"There's no definitive proof the cucumber is the source of the E.coli outbreak," a state official said, adding that it was unclear when or how the cucumber became contaminated.
Germany has been criticized for hastily blaming Spanish cucumbers for the outbreak -- which it later withdrew -- and the lack of conclusive evidence that German sprouts are indeed the source. Excessive bureaucracy at federal and state level has also been blamed for slow crisis response.
Bahr said federal and regional health and food safety bodies would undertake an "immediate evaluation" of how they cooperate in what looks like the deadliest ever outbreak of E.coli.
The Robert Koch Institute, Germany's disease control body, reported an additional 318 E.coli-related cases on Wednesday.
"There will be new cases and unfortunately we have to expect more deaths, but the number of new infections is dropping significantly," Bahr said.
Tests on farm workers, seeds
Speaking at a news conference with EU health chief John Dalli and German health officials, Bahr said that a slowdown in the number of new infections was cause for "cautious optimism."
But he conceded that the source of the outbreak may never be positively identified, as scientists have warned.
Analysis of samples from restaurants, canteens and kitchens which prepared food where patients ate has failed to yield conclusive evidence for the theory that organic sprouts from a farm in the state of Lower Saxony were to blame.
Agriculture Minister Ilse Aigner said officials were still tracking more cases linked to the bean sprout farm, where at least one worker is known to have contracted the bacteria and had to have part of her intestine removed in surgery.
Two other workers at the farm had E.coli symptoms but both have since recovered, making it unlikely that tests could prove they had the new strain, a Lower Saxony agriculture ministry spokesman Gert Hahne said.
Investigators were also testing the seeds used at the farm after analysis of bean sprouts were so far inconclusive, Hahne said. Seeds from southern Europe and Asia were used at the farm and were likely shipped via Hamburg and Rotterdam, he said.
Dalli said the European Commission was convinced that the German investigation into the cause of the outbreak was heading in the right direction and defended the decision to issue health warnings on some vegetables, despite the impact on farmers.
"The advice and information reported to the public domain can stand up to rigorous scrutiny," he said, adding that only once the outbreak is over should Germany start looking at reforms to its crisis management.
"It's very different in the eye of the crisis," he said.
With the critical spotlight on the German federal system which divides responsibility for crisis response between state and central authorities, Bahr rejected calls for a national "epidemic police" and called this a "typical German" response.

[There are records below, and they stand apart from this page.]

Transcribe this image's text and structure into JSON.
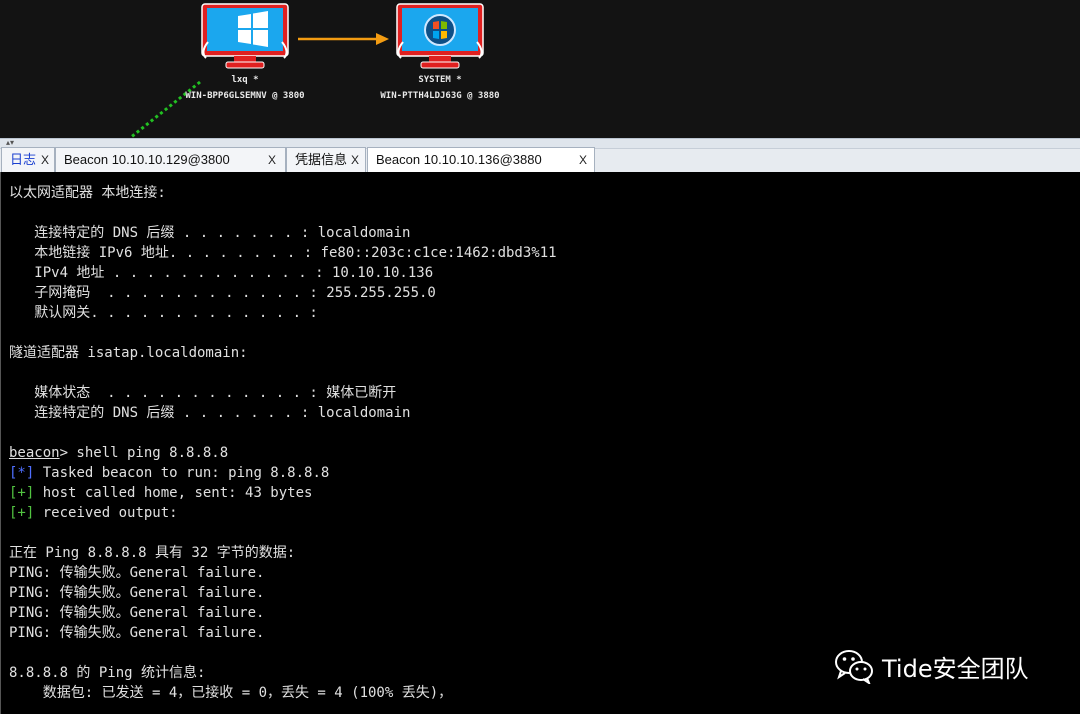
{
  "graph": {
    "nodes": [
      {
        "label": "lxq *",
        "host": "WIN-BPP6GLSEMNV @ 3800",
        "os": "windows-10"
      },
      {
        "label": "SYSTEM *",
        "host": "WIN-PTTH4LDJ63G @ 3880",
        "os": "windows-7"
      }
    ],
    "colors": {
      "link": "#f39c12",
      "pivot": "#22c022",
      "frame": "#e02020",
      "screen": "#1ba7ee"
    }
  },
  "tabs": [
    {
      "label": "日志",
      "close": "X"
    },
    {
      "label": "Beacon 10.10.10.129@3800",
      "close": "X"
    },
    {
      "label": "凭据信息",
      "close": "X"
    },
    {
      "label": "Beacon 10.10.10.136@3880",
      "close": "X"
    }
  ],
  "console": {
    "lines": [
      {
        "text": "以太网适配器 本地连接:"
      },
      {
        "text": ""
      },
      {
        "text": "   连接特定的 DNS 后缀 . . . . . . . : localdomain"
      },
      {
        "text": "   本地链接 IPv6 地址. . . . . . . . : fe80::203c:c1ce:1462:dbd3%11"
      },
      {
        "text": "   IPv4 地址 . . . . . . . . . . . . : 10.10.10.136"
      },
      {
        "text": "   子网掩码  . . . . . . . . . . . . : 255.255.255.0"
      },
      {
        "text": "   默认网关. . . . . . . . . . . . . :"
      },
      {
        "text": ""
      },
      {
        "text": "隧道适配器 isatap.localdomain:"
      },
      {
        "text": ""
      },
      {
        "text": "   媒体状态  . . . . . . . . . . . . : 媒体已断开"
      },
      {
        "text": "   连接特定的 DNS 后缀 . . . . . . . : localdomain"
      },
      {
        "text": ""
      },
      {
        "prompt": "beacon",
        "text": "> shell ping 8.8.8.8"
      },
      {
        "marker": "[*]",
        "kind": "blue",
        "text": " Tasked beacon to run: ping 8.8.8.8"
      },
      {
        "marker": "[+]",
        "kind": "green",
        "text": " host called home, sent: 43 bytes"
      },
      {
        "marker": "[+]",
        "kind": "green",
        "text": " received output:"
      },
      {
        "text": ""
      },
      {
        "text": "正在 Ping 8.8.8.8 具有 32 字节的数据:"
      },
      {
        "text": "PING: 传输失败。General failure."
      },
      {
        "text": "PING: 传输失败。General failure."
      },
      {
        "text": "PING: 传输失败。General failure."
      },
      {
        "text": "PING: 传输失败。General failure."
      },
      {
        "text": ""
      },
      {
        "text": "8.8.8.8 的 Ping 统计信息:"
      },
      {
        "text": "    数据包: 已发送 = 4，已接收 = 0，丢失 = 4 (100% 丢失)，"
      }
    ]
  },
  "watermark": {
    "text": "Tide安全团队",
    "icon": "wechat-icon"
  }
}
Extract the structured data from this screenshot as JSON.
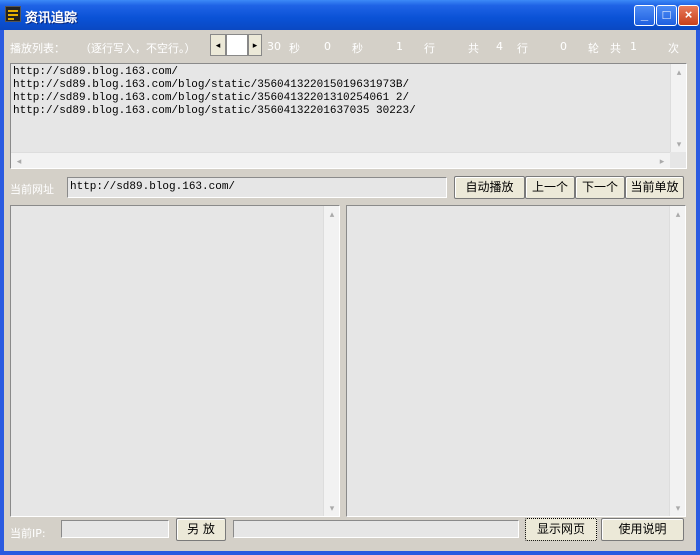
{
  "window": {
    "title": "资讯追踪"
  },
  "title_buttons": {
    "minimize": "_",
    "maximize": "□",
    "close": "×"
  },
  "controls": {
    "playlist_label": "播放列表：",
    "playlist_hint": "（逐行写入，不空行。）",
    "interval_value": "30",
    "unit_sec_1": "秒",
    "elapsed_value": "0",
    "unit_sec_2": "秒",
    "current_line": "1",
    "unit_line_1": "行",
    "total_label": "共",
    "total_lines": "4",
    "unit_line_2": "行",
    "round_value": "0",
    "unit_round": "轮",
    "total_label_2": "共",
    "total_rounds": "1",
    "unit_times": "次"
  },
  "playlist": {
    "lines": [
      "http://sd89.blog.163.com/",
      "http://sd89.blog.163.com/blog/static/356041322015019631973B/",
      "http://sd89.blog.163.com/blog/static/35604132201310254061 2/",
      "http://sd89.blog.163.com/blog/static/35604132201637035 30223/"
    ]
  },
  "url_bar": {
    "label": "当前网址",
    "value": "http://sd89.blog.163.com/"
  },
  "nav_buttons": {
    "auto_play": "自动播放",
    "prev": "上一个",
    "next": "下一个",
    "single": "当前单放"
  },
  "bottom": {
    "ip_label": "当前IP:",
    "ip_value": "",
    "save_as": "另 放",
    "status_value": "",
    "show_page": "显示网页",
    "help": "使用说明"
  },
  "icons": {
    "left_arrow": "◂",
    "right_arrow": "▸",
    "up_arrow": "▴",
    "down_arrow": "▾"
  }
}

"This is not the right time, at the height of the outbreak, to talk about structural (reforms)," Bahr said, adding that authorities needed to see through their current mandates.
Dalli advised Berlin to use the experience of countries which have dealt with E.coli outbreaks before.
The United States and Japan have had similar deadly outbreaks linked to sprouts while it was a Chinese laboratory that used DNA sequencing technology to identify this E.coli outbreak as a new and "highly infectious and toxic" strain.
The Associated Press and Reuters contributed to this report